[[ EXTRACTED MATERIAL open ]]
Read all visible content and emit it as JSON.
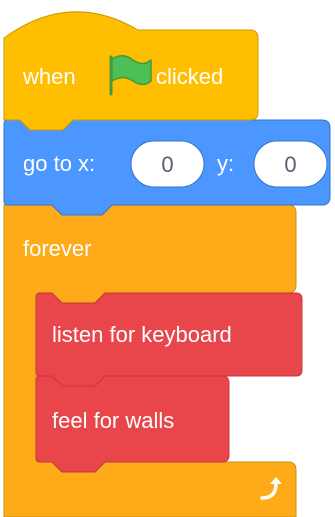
{
  "colors": {
    "events": "#FFBF00",
    "events_border": "#CC9900",
    "motion": "#4C97FF",
    "motion_border": "#3373CC",
    "control": "#FFAB19",
    "control_border": "#CF8B17",
    "custom": "#E8464A",
    "custom_border": "#C73539",
    "flag": "#4CBF56",
    "flag_border": "#45993D",
    "reporter_text": "#575E75"
  },
  "script": {
    "hat_block": {
      "label_before": "when",
      "icon": "green-flag-icon",
      "label_after": "clicked"
    },
    "goto_block": {
      "label": "go to x:",
      "x_value": "0",
      "y_label": "y:",
      "y_value": "0"
    },
    "forever_block": {
      "label": "forever",
      "loop_icon": "loop-arrow-icon",
      "inner_blocks": [
        {
          "label": "listen for keyboard"
        },
        {
          "label": "feel for walls"
        }
      ]
    }
  }
}
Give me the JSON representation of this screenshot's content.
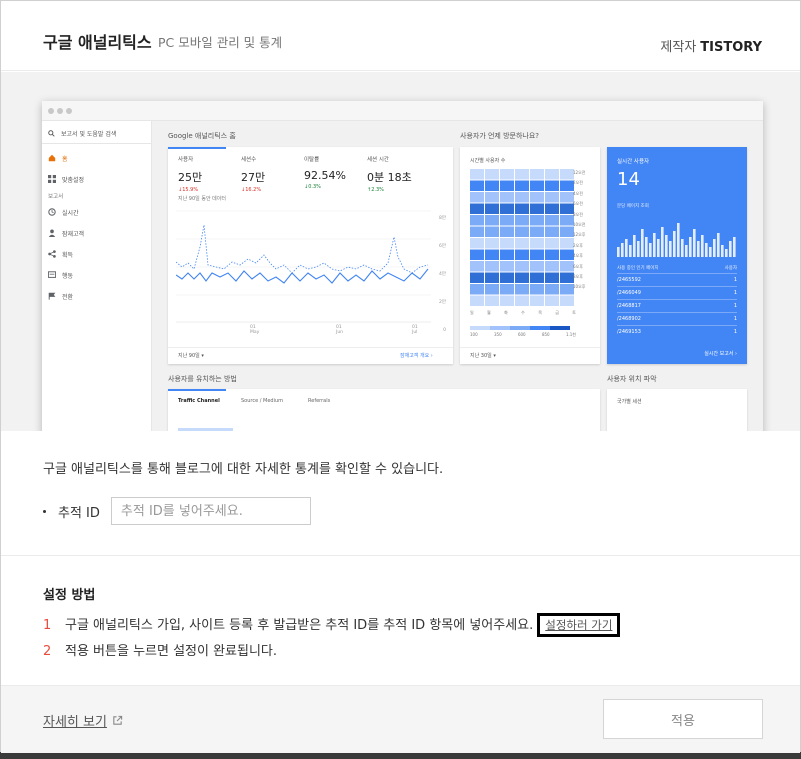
{
  "header": {
    "title": "구글 애널리틱스",
    "subtitle": "PC 모바일 관리 및 통계",
    "maker_label": "제작자",
    "maker_name": "TISTORY"
  },
  "preview": {
    "search_placeholder": "보고서 및 도움말 검색",
    "sidebar": [
      {
        "label": "홈",
        "icon": "home-icon"
      },
      {
        "label": "맞춤설정",
        "icon": "grid-icon"
      },
      {
        "label": "보고서",
        "icon": ""
      },
      {
        "label": "실시간",
        "icon": "clock-icon"
      },
      {
        "label": "잠재고객",
        "icon": "person-icon"
      },
      {
        "label": "획득",
        "icon": "share-icon"
      },
      {
        "label": "행동",
        "icon": "screen-icon"
      },
      {
        "label": "전환",
        "icon": "flag-icon"
      }
    ],
    "home_title": "Google 애널리틱스 홈",
    "visitor_question": "사용자가 언제 방문하나요?",
    "stats": [
      {
        "label": "사용자",
        "value": "25만",
        "delta": "↓15.9%"
      },
      {
        "label": "세션수",
        "value": "27만",
        "delta": "↓16.2%"
      },
      {
        "label": "이탈률",
        "value": "92.54%",
        "delta": "↓0.3%"
      },
      {
        "label": "세션 시간",
        "value": "0분 18초",
        "delta": "↑2.3%"
      }
    ],
    "stats_note": "지난 90일 동안 데이터",
    "y_ticks": [
      "8만",
      "6만",
      "4만",
      "2만",
      "0"
    ],
    "x_ticks": [
      "01 May",
      "01 Jun",
      "01 Jul"
    ],
    "period_label": "지난 90일 ▾",
    "audience_link": "잠재고객 개요",
    "heat_title": "시간별 사용자 수",
    "heat_rows": [
      "12오전",
      "2오전",
      "4오전",
      "6오전",
      "8오전",
      "10오전",
      "12오후",
      "2오후",
      "4오후",
      "6오후",
      "8오후",
      "10오후"
    ],
    "heat_days": [
      "일",
      "월",
      "화",
      "수",
      "목",
      "금",
      "토"
    ],
    "heat_legend": [
      "100",
      "350",
      "600",
      "850",
      "1.1천"
    ],
    "heat_period": "지난 30일 ▾",
    "realtime_label": "실시간 사용자",
    "realtime_value": "14",
    "realtime_sub": "분당 페이지 조회",
    "realtime_table_header": [
      "사용 중인 인기 페이지",
      "사용자"
    ],
    "realtime_pages": [
      {
        "page": "/2465592",
        "users": "1"
      },
      {
        "page": "/2466049",
        "users": "1"
      },
      {
        "page": "/2468817",
        "users": "1"
      },
      {
        "page": "/2468902",
        "users": "1"
      },
      {
        "page": "/2469153",
        "users": "1"
      }
    ],
    "realtime_link": "실시간 보고서",
    "acq_title": "사용자를 유치하는 방법",
    "acq_tabs": [
      "Traffic Channel",
      "Source / Medium",
      "Referrals"
    ],
    "location_title": "사용자 위치 파악",
    "location_card": "국가별 세션"
  },
  "body": {
    "description": "구글 애널리틱스를 통해 블로그에 대한 자세한 통계를 확인할 수 있습니다.",
    "id_label": "추적 ID",
    "id_placeholder": "추적 ID를 넣어주세요.",
    "id_value": ""
  },
  "setup": {
    "title": "설정 방법",
    "steps": [
      {
        "num": "1",
        "text": "구글 애널리틱스 가입, 사이트 등록 후 발급받은 추적 ID를 추적 ID 항목에 넣어주세요.",
        "link": "설정하러 가기"
      },
      {
        "num": "2",
        "text": "적용 버튼을 누르면 설정이 완료됩니다."
      }
    ]
  },
  "footer": {
    "more_link": "자세히 보기",
    "apply_button": "적용"
  },
  "colors": {
    "accent_red": "#e94c3c",
    "ga_blue": "#4285f4"
  }
}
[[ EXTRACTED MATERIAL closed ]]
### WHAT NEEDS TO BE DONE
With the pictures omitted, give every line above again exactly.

### ANSWER
Read all visible content and emit it as JSON.
{
  "colors": {
    "events": "#FFBF00",
    "events_border": "#CC9900",
    "motion": "#4C97FF",
    "motion_border": "#3373CC",
    "control": "#FFAB19",
    "control_border": "#CF8B17",
    "custom": "#E8464A",
    "custom_border": "#C73539",
    "flag": "#4CBF56",
    "flag_border": "#45993D",
    "reporter_text": "#575E75"
  },
  "script": {
    "hat_block": {
      "label_before": "when",
      "icon": "green-flag-icon",
      "label_after": "clicked"
    },
    "goto_block": {
      "label": "go to x:",
      "x_value": "0",
      "y_label": "y:",
      "y_value": "0"
    },
    "forever_block": {
      "label": "forever",
      "loop_icon": "loop-arrow-icon",
      "inner_blocks": [
        {
          "label": "listen for keyboard"
        },
        {
          "label": "feel for walls"
        }
      ]
    }
  }
}
Give me the JSON representation of this screenshot's content.
{
  "header": {
    "title": "구글 애널리틱스",
    "subtitle": "PC 모바일 관리 및 통계",
    "maker_label": "제작자",
    "maker_name": "TISTORY"
  },
  "preview": {
    "search_placeholder": "보고서 및 도움말 검색",
    "sidebar": [
      {
        "label": "홈",
        "icon": "home-icon"
      },
      {
        "label": "맞춤설정",
        "icon": "grid-icon"
      },
      {
        "label": "보고서",
        "icon": ""
      },
      {
        "label": "실시간",
        "icon": "clock-icon"
      },
      {
        "label": "잠재고객",
        "icon": "person-icon"
      },
      {
        "label": "획득",
        "icon": "share-icon"
      },
      {
        "label": "행동",
        "icon": "screen-icon"
      },
      {
        "label": "전환",
        "icon": "flag-icon"
      }
    ],
    "home_title": "Google 애널리틱스 홈",
    "visitor_question": "사용자가 언제 방문하나요?",
    "stats": [
      {
        "label": "사용자",
        "value": "25만",
        "delta": "↓15.9%"
      },
      {
        "label": "세션수",
        "value": "27만",
        "delta": "↓16.2%"
      },
      {
        "label": "이탈률",
        "value": "92.54%",
        "delta": "↓0.3%"
      },
      {
        "label": "세션 시간",
        "value": "0분 18초",
        "delta": "↑2.3%"
      }
    ],
    "stats_note": "지난 90일 동안 데이터",
    "y_ticks": [
      "8만",
      "6만",
      "4만",
      "2만",
      "0"
    ],
    "x_ticks": [
      "01 May",
      "01 Jun",
      "01 Jul"
    ],
    "period_label": "지난 90일 ▾",
    "audience_link": "잠재고객 개요",
    "heat_title": "시간별 사용자 수",
    "heat_rows": [
      "12오전",
      "2오전",
      "4오전",
      "6오전",
      "8오전",
      "10오전",
      "12오후",
      "2오후",
      "4오후",
      "6오후",
      "8오후",
      "10오후"
    ],
    "heat_days": [
      "일",
      "월",
      "화",
      "수",
      "목",
      "금",
      "토"
    ],
    "heat_legend": [
      "100",
      "350",
      "600",
      "850",
      "1.1천"
    ],
    "heat_period": "지난 30일 ▾",
    "realtime_label": "실시간 사용자",
    "realtime_value": "14",
    "realtime_sub": "분당 페이지 조회",
    "realtime_table_header": [
      "사용 중인 인기 페이지",
      "사용자"
    ],
    "realtime_pages": [
      {
        "page": "/2465592",
        "users": "1"
      },
      {
        "page": "/2466049",
        "users": "1"
      },
      {
        "page": "/2468817",
        "users": "1"
      },
      {
        "page": "/2468902",
        "users": "1"
      },
      {
        "page": "/2469153",
        "users": "1"
      }
    ],
    "realtime_link": "실시간 보고서",
    "acq_title": "사용자를 유치하는 방법",
    "acq_tabs": [
      "Traffic Channel",
      "Source / Medium",
      "Referrals"
    ],
    "location_title": "사용자 위치 파악",
    "location_card": "국가별 세션"
  },
  "body": {
    "description": "구글 애널리틱스를 통해 블로그에 대한 자세한 통계를 확인할 수 있습니다.",
    "id_label": "추적 ID",
    "id_placeholder": "추적 ID를 넣어주세요.",
    "id_value": ""
  },
  "setup": {
    "title": "설정 방법",
    "steps": [
      {
        "num": "1",
        "text": "구글 애널리틱스 가입, 사이트 등록 후 발급받은 추적 ID를 추적 ID 항목에 넣어주세요.",
        "link": "설정하러 가기"
      },
      {
        "num": "2",
        "text": "적용 버튼을 누르면 설정이 완료됩니다."
      }
    ]
  },
  "footer": {
    "more_link": "자세히 보기",
    "apply_button": "적용"
  },
  "colors": {
    "accent_red": "#e94c3c",
    "ga_blue": "#4285f4"
  }
}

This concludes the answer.